| PROMPT |
Each entry that appears below should be restated exactly as it is.
##### DATA EXTRACT
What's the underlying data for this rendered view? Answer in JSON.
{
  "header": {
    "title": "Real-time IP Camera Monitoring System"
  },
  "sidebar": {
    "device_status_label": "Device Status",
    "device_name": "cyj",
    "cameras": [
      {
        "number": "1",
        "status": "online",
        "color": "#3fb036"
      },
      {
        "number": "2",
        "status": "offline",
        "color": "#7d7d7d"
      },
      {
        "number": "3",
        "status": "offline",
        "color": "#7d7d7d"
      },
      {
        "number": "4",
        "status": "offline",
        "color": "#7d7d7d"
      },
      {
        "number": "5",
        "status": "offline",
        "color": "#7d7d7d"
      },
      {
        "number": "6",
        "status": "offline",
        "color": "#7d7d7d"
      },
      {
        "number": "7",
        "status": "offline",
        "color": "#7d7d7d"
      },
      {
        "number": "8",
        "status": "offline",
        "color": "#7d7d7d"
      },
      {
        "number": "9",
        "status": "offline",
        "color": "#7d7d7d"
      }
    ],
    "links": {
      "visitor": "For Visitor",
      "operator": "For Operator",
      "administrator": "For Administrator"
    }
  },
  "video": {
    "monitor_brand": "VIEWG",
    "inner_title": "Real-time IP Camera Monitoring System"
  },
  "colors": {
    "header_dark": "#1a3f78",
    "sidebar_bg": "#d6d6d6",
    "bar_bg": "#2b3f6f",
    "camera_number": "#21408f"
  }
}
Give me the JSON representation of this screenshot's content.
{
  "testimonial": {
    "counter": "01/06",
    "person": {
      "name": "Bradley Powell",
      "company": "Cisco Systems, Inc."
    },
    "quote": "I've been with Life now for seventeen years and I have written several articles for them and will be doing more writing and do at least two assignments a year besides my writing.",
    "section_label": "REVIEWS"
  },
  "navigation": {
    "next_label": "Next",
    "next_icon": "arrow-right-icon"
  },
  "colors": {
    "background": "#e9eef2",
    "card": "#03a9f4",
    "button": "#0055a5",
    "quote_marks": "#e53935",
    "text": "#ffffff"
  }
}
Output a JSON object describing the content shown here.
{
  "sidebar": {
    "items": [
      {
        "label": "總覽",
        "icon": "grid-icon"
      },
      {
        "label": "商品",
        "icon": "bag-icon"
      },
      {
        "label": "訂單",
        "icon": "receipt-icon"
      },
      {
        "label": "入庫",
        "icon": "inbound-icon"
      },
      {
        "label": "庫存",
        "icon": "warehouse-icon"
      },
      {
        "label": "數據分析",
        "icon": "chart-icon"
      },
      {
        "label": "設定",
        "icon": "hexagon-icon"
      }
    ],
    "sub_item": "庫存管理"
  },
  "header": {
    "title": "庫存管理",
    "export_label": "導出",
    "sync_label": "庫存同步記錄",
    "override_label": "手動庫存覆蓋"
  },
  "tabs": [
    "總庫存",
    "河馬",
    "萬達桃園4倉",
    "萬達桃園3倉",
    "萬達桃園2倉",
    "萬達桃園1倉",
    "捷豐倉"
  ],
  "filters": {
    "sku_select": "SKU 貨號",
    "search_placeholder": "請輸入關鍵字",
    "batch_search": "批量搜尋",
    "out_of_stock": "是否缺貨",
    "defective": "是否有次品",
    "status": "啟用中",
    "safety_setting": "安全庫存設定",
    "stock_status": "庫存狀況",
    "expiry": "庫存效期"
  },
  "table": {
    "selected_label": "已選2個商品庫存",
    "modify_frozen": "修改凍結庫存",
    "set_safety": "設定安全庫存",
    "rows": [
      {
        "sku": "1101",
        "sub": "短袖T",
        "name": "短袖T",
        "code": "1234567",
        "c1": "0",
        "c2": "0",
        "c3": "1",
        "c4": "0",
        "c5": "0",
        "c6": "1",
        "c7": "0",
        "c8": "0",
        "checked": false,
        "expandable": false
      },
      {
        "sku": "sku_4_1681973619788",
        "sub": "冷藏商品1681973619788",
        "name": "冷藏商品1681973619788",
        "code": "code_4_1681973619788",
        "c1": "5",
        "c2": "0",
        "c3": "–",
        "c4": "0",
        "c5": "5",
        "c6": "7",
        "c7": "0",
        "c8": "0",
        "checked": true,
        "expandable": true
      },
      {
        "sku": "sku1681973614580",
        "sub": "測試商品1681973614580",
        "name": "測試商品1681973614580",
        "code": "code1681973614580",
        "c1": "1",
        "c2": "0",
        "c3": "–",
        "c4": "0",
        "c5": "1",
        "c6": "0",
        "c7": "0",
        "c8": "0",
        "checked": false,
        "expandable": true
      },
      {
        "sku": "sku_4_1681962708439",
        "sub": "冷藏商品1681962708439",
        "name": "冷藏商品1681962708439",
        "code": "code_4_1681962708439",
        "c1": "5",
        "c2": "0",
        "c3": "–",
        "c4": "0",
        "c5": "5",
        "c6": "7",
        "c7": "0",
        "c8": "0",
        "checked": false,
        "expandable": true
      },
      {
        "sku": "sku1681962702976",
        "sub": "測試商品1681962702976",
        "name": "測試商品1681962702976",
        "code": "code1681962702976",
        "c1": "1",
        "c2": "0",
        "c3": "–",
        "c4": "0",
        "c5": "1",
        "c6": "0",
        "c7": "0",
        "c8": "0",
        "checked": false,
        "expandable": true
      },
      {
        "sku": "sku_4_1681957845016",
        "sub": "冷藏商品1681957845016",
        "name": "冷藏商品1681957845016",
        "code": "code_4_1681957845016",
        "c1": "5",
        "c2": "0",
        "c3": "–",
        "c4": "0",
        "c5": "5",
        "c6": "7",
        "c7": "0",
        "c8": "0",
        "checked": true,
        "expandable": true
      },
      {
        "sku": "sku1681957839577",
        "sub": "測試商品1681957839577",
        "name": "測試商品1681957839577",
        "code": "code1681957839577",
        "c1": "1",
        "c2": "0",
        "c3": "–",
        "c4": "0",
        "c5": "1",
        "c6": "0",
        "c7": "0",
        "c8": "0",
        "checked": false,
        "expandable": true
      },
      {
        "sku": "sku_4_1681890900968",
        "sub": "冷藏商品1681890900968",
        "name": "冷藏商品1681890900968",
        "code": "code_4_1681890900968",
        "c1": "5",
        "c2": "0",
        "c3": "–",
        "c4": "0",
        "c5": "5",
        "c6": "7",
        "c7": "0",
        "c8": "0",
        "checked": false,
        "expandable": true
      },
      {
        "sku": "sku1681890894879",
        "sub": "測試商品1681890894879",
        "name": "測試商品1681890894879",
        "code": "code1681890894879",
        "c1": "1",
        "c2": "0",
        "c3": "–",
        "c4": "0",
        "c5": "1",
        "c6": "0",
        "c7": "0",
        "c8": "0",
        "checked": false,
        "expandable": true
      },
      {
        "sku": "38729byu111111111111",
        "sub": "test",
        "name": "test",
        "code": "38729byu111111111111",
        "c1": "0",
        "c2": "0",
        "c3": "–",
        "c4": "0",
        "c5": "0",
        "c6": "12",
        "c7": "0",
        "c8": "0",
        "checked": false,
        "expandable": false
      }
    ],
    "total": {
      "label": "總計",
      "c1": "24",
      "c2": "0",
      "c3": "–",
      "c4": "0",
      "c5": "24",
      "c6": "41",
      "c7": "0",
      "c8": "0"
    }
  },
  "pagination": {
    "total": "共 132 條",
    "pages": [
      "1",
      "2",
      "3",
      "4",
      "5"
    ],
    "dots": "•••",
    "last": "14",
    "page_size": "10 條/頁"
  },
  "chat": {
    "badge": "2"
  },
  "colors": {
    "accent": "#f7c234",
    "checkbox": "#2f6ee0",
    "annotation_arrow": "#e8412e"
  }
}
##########
| TASK SOLUTION |
What's the underlying data for this rendered view? Answer in JSON.
{
  "header": {
    "title": "Real-time IP Camera Monitoring System"
  },
  "sidebar": {
    "device_status_label": "Device Status",
    "device_name": "cyj",
    "cameras": [
      {
        "number": "1",
        "status": "online",
        "color": "#3fb036"
      },
      {
        "number": "2",
        "status": "offline",
        "color": "#7d7d7d"
      },
      {
        "number": "3",
        "status": "offline",
        "color": "#7d7d7d"
      },
      {
        "number": "4",
        "status": "offline",
        "color": "#7d7d7d"
      },
      {
        "number": "5",
        "status": "offline",
        "color": "#7d7d7d"
      },
      {
        "number": "6",
        "status": "offline",
        "color": "#7d7d7d"
      },
      {
        "number": "7",
        "status": "offline",
        "color": "#7d7d7d"
      },
      {
        "number": "8",
        "status": "offline",
        "color": "#7d7d7d"
      },
      {
        "number": "9",
        "status": "offline",
        "color": "#7d7d7d"
      }
    ],
    "links": {
      "visitor": "For Visitor",
      "operator": "For Operator",
      "administrator": "For Administrator"
    }
  },
  "video": {
    "monitor_brand": "VIEWG",
    "inner_title": "Real-time IP Camera Monitoring System"
  },
  "colors": {
    "header_dark": "#1a3f78",
    "sidebar_bg": "#d6d6d6",
    "bar_bg": "#2b3f6f",
    "camera_number": "#21408f"
  }
}
Give me the JSON representation of this screenshot's content.
{
  "testimonial": {
    "counter": "01/06",
    "person": {
      "name": "Bradley Powell",
      "company": "Cisco Systems, Inc."
    },
    "quote": "I've been with Life now for seventeen years and I have written several articles for them and will be doing more writing and do at least two assignments a year besides my writing.",
    "section_label": "REVIEWS"
  },
  "navigation": {
    "next_label": "Next",
    "next_icon": "arrow-right-icon"
  },
  "colors": {
    "background": "#e9eef2",
    "card": "#03a9f4",
    "button": "#0055a5",
    "quote_marks": "#e53935",
    "text": "#ffffff"
  }
}
Output a JSON object describing the content shown here.
{
  "sidebar": {
    "items": [
      {
        "label": "總覽",
        "icon": "grid-icon"
      },
      {
        "label": "商品",
        "icon": "bag-icon"
      },
      {
        "label": "訂單",
        "icon": "receipt-icon"
      },
      {
        "label": "入庫",
        "icon": "inbound-icon"
      },
      {
        "label": "庫存",
        "icon": "warehouse-icon"
      },
      {
        "label": "數據分析",
        "icon": "chart-icon"
      },
      {
        "label": "設定",
        "icon": "hexagon-icon"
      }
    ],
    "sub_item": "庫存管理"
  },
  "header": {
    "title": "庫存管理",
    "export_label": "導出",
    "sync_label": "庫存同步記錄",
    "override_label": "手動庫存覆蓋"
  },
  "tabs": [
    "總庫存",
    "河馬",
    "萬達桃園4倉",
    "萬達桃園3倉",
    "萬達桃園2倉",
    "萬達桃園1倉",
    "捷豐倉"
  ],
  "filters": {
    "sku_select": "SKU 貨號",
    "search_placeholder": "請輸入關鍵字",
    "batch_search": "批量搜尋",
    "out_of_stock": "是否缺貨",
    "defective": "是否有次品",
    "status": "啟用中",
    "safety_setting": "安全庫存設定",
    "stock_status": "庫存狀況",
    "expiry": "庫存效期"
  },
  "table": {
    "selected_label": "已選2個商品庫存",
    "modify_frozen": "修改凍結庫存",
    "set_safety": "設定安全庫存",
    "rows": [
      {
        "sku": "1101",
        "sub": "短袖T",
        "name": "短袖T",
        "code": "1234567",
        "c1": "0",
        "c2": "0",
        "c3": "1",
        "c4": "0",
        "c5": "0",
        "c6": "1",
        "c7": "0",
        "c8": "0",
        "checked": false,
        "expandable": false
      },
      {
        "sku": "sku_4_1681973619788",
        "sub": "冷藏商品1681973619788",
        "name": "冷藏商品1681973619788",
        "code": "code_4_1681973619788",
        "c1": "5",
        "c2": "0",
        "c3": "–",
        "c4": "0",
        "c5": "5",
        "c6": "7",
        "c7": "0",
        "c8": "0",
        "checked": true,
        "expandable": true
      },
      {
        "sku": "sku1681973614580",
        "sub": "測試商品1681973614580",
        "name": "測試商品1681973614580",
        "code": "code1681973614580",
        "c1": "1",
        "c2": "0",
        "c3": "–",
        "c4": "0",
        "c5": "1",
        "c6": "0",
        "c7": "0",
        "c8": "0",
        "checked": false,
        "expandable": true
      },
      {
        "sku": "sku_4_1681962708439",
        "sub": "冷藏商品1681962708439",
        "name": "冷藏商品1681962708439",
        "code": "code_4_1681962708439",
        "c1": "5",
        "c2": "0",
        "c3": "–",
        "c4": "0",
        "c5": "5",
        "c6": "7",
        "c7": "0",
        "c8": "0",
        "checked": false,
        "expandable": true
      },
      {
        "sku": "sku1681962702976",
        "sub": "測試商品1681962702976",
        "name": "測試商品1681962702976",
        "code": "code1681962702976",
        "c1": "1",
        "c2": "0",
        "c3": "–",
        "c4": "0",
        "c5": "1",
        "c6": "0",
        "c7": "0",
        "c8": "0",
        "checked": false,
        "expandable": true
      },
      {
        "sku": "sku_4_1681957845016",
        "sub": "冷藏商品1681957845016",
        "name": "冷藏商品1681957845016",
        "code": "code_4_1681957845016",
        "c1": "5",
        "c2": "0",
        "c3": "–",
        "c4": "0",
        "c5": "5",
        "c6": "7",
        "c7": "0",
        "c8": "0",
        "checked": true,
        "expandable": true
      },
      {
        "sku": "sku1681957839577",
        "sub": "測試商品1681957839577",
        "name": "測試商品1681957839577",
        "code": "code1681957839577",
        "c1": "1",
        "c2": "0",
        "c3": "–",
        "c4": "0",
        "c5": "1",
        "c6": "0",
        "c7": "0",
        "c8": "0",
        "checked": false,
        "expandable": true
      },
      {
        "sku": "sku_4_1681890900968",
        "sub": "冷藏商品1681890900968",
        "name": "冷藏商品1681890900968",
        "code": "code_4_1681890900968",
        "c1": "5",
        "c2": "0",
        "c3": "–",
        "c4": "0",
        "c5": "5",
        "c6": "7",
        "c7": "0",
        "c8": "0",
        "checked": false,
        "expandable": true
      },
      {
        "sku": "sku1681890894879",
        "sub": "測試商品1681890894879",
        "name": "測試商品1681890894879",
        "code": "code1681890894879",
        "c1": "1",
        "c2": "0",
        "c3": "–",
        "c4": "0",
        "c5": "1",
        "c6": "0",
        "c7": "0",
        "c8": "0",
        "checked": false,
        "expandable": true
      },
      {
        "sku": "38729byu111111111111",
        "sub": "test",
        "name": "test",
        "code": "38729byu111111111111",
        "c1": "0",
        "c2": "0",
        "c3": "–",
        "c4": "0",
        "c5": "0",
        "c6": "12",
        "c7": "0",
        "c8": "0",
        "checked": false,
        "expandable": false
      }
    ],
    "total": {
      "label": "總計",
      "c1": "24",
      "c2": "0",
      "c3": "–",
      "c4": "0",
      "c5": "24",
      "c6": "41",
      "c7": "0",
      "c8": "0"
    }
  },
  "pagination": {
    "total": "共 132 條",
    "pages": [
      "1",
      "2",
      "3",
      "4",
      "5"
    ],
    "dots": "•••",
    "last": "14",
    "page_size": "10 條/頁"
  },
  "chat": {
    "badge": "2"
  },
  "colors": {
    "accent": "#f7c234",
    "checkbox": "#2f6ee0",
    "annotation_arrow": "#e8412e"
  }
}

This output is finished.